Trump congratulates Erdogan after Turkey referendum win

The European Union statement, issued by Commission President Jean-Claude Juncker and two other top officials, said the EU executive took note of the result and was awaiting an assessment of an global observation mission "also with regard to alleged irregularities".

"The crusader mentality in the West and its servants at home have attacked us", he told a crowd as he arrived at Ankara airport, in response to the vote monitors' assessment.

According to a press release by PIO, Government spokesman has told state television Cybc that "we are in a critical state of affairs regarding the talks on the Cyprus issue, we have to handle hard and sensitive issues and everybody knows that in the majority of these issues the final decisions will be taken in Ankara". He added: "This country held the most democratic polls that have never been seen in any other country in the West".

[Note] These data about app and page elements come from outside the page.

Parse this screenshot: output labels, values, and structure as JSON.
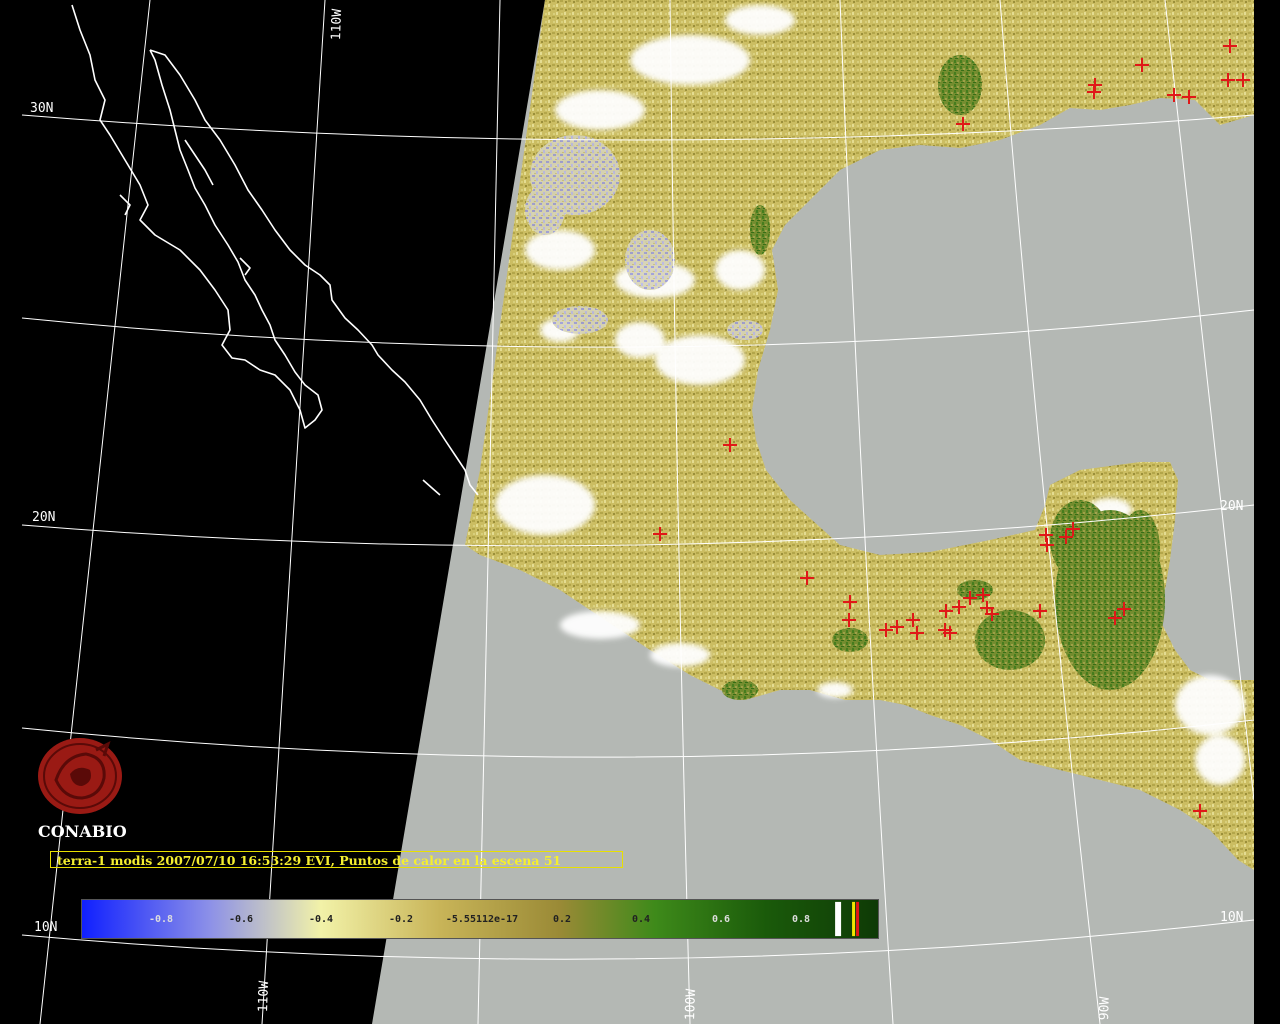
{
  "map": {
    "graticule_labels": {
      "lat_30n_left": "30N",
      "lat_20n_left": "20N",
      "lat_10n_left": "10N",
      "lat_20n_right": "20N",
      "lat_10n_right": "10N",
      "lon_110w_top": "110W",
      "lon_110w_bottom": "110W",
      "lon_100w_bottom": "100W",
      "lon_90w_bottom": "90W"
    },
    "organization": "CONABIO",
    "caption": "terra-1 modis 2007/07/10 16:53:29 EVI, Puntos de calor en la escena 51",
    "legend": {
      "ticks": [
        "-0.8",
        "-0.6",
        "-0.4",
        "-0.2",
        "-5.55112e-17",
        "0.2",
        "0.4",
        "0.6",
        "0.8"
      ],
      "color_stops": [
        "#1020ff",
        "#8c90e8",
        "#f2f2a8",
        "#c8b458",
        "#9a8a36",
        "#3e8a1a",
        "#1a5a0a",
        "#0e3a06"
      ]
    },
    "colors": {
      "background": "#000000",
      "ocean": "#b4b8b4",
      "coastline_baja": "#ffffff",
      "graticule": "#ffffff",
      "hotspot": "#e01818",
      "caption_text": "#f4ee30"
    },
    "hotspot_count": 51,
    "icons": [
      "conabio-logo-icon",
      "hotspot-cross-icon"
    ]
  }
}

Marc Pierini, a visiting scholar at Carnegie Europe focused on Turkey and the Middle East, said bringing back the death penalty would allow Erdogan to pin the blame on the European Union for the end of the membership bid.

"Our monitoring showed the "Yes" campaign dominated the media coverage and this, along with restrictions on the media, the arrests of journalists and the closure of media outlets, reduced voters' access to a plurality of views", Zulueta said.

Mr Erdogan has insisted the changes are needed to amend the current constitution, which was written by generals following a 1980 military coup, to confront security and political challenges in Turkey and avoid past fragile coalition governments.

The legal framework, which is focused on elections, remained inadequate for the holding of a genuinely democratic referendum, the monitors said in a joint statement.

They include an electoral board decision to accept ballots that did not bear official stamps, as required by Turkish law. Official results are expected within 12 days.

Erdogan, a populist with a background in once-banned Islamist parties, has ruled since 2003 with no real rival, while his country emerged as one of the fastest-growing industrial powers in both Europe and the Middle East.

Human Rights Watch details Erdogan's crackdown in Turkey.

He won a national referendum, with 51 percent of the vote, that makes him a virtual dictator. "Such a solution does not imply in any case the right of veto over all decisions at the federal level", Chrristodoulides said.

EU Commission spokesman Margaritis Schinas said on Tuesday that if Turkish President Recep Tayyip Erdogan moved "from rhetoric to action on the issue of the death penalty (it) would be clear signal that Turkey does not want to be a member of the European family".

Turkey's parliament has approved a three-month extension of the state of emergency declared in the wake of last year's failed coup.

"The Turkish republic, such as it was, was more important to us than access to Incirlik Air Base", said Eric Brown, a Hudson Institute researcher, speaking Monday at the Bipartisan Policy Center.

Noting nearly half the population voted no in the referendum, Sahin said, "The system is based on weak legitimacy".

But in a country that is deeply divided, "where it's nearly half and half for and against Erdogan, if you even have allegations of voter fraud, whether or not it happened, his legitimacy will be completely and constantly questioned by that half that does not vote for him".

European leaders reacted with restraint and concern towards the narrow outcome of the referendum.

  • Leroy Wright